**ABOUT THIS EXERCISE:** Go through the data below. Pull out every line that has the word "time".

**PROVIDED MATERIAL:**
○ ○ ○ ○ ○ ○ ○

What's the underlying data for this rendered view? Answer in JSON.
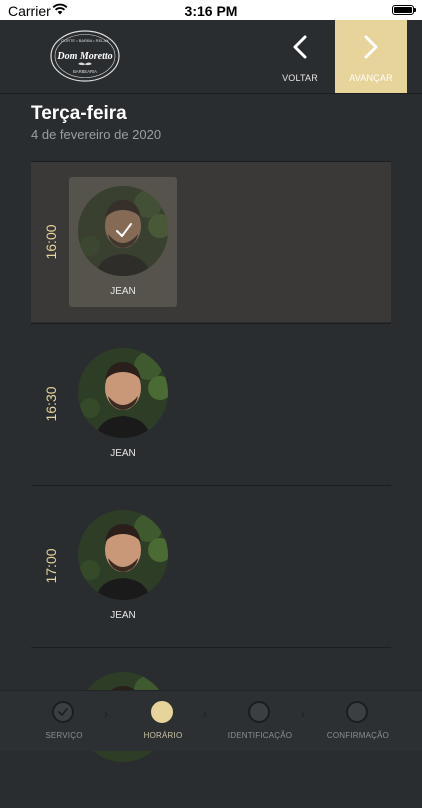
{
  "status_bar": {
    "carrier": "Carrier",
    "time": "3:16 PM"
  },
  "header": {
    "logo": {
      "top_text": "CORTE • BARBA • RELAX",
      "name": "Dom Moretto",
      "bottom_text": "BARBEARIA"
    },
    "back_label": "VOLTAR",
    "next_label": "AVANÇAR",
    "accent": "#e6d49a"
  },
  "day": {
    "title": "Terça-feira",
    "date": "4 de fevereiro de 2020"
  },
  "slots": [
    {
      "time": "16:00",
      "barber": "JEAN",
      "selected": true
    },
    {
      "time": "16:30",
      "barber": "JEAN",
      "selected": false
    },
    {
      "time": "17:00",
      "barber": "JEAN",
      "selected": false
    }
  ],
  "steps": [
    {
      "label": "SERVIÇO",
      "state": "done"
    },
    {
      "label": "HORÁRIO",
      "state": "active"
    },
    {
      "label": "IDENTIFICAÇÃO",
      "state": "pending"
    },
    {
      "label": "CONFIRMAÇÃO",
      "state": "pending"
    }
  ]
}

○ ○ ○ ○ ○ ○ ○

**RESPONSE:**
    "time": "3:16 PM"
      "time": "16:00",
      "time": "16:30",
      "time": "17:00",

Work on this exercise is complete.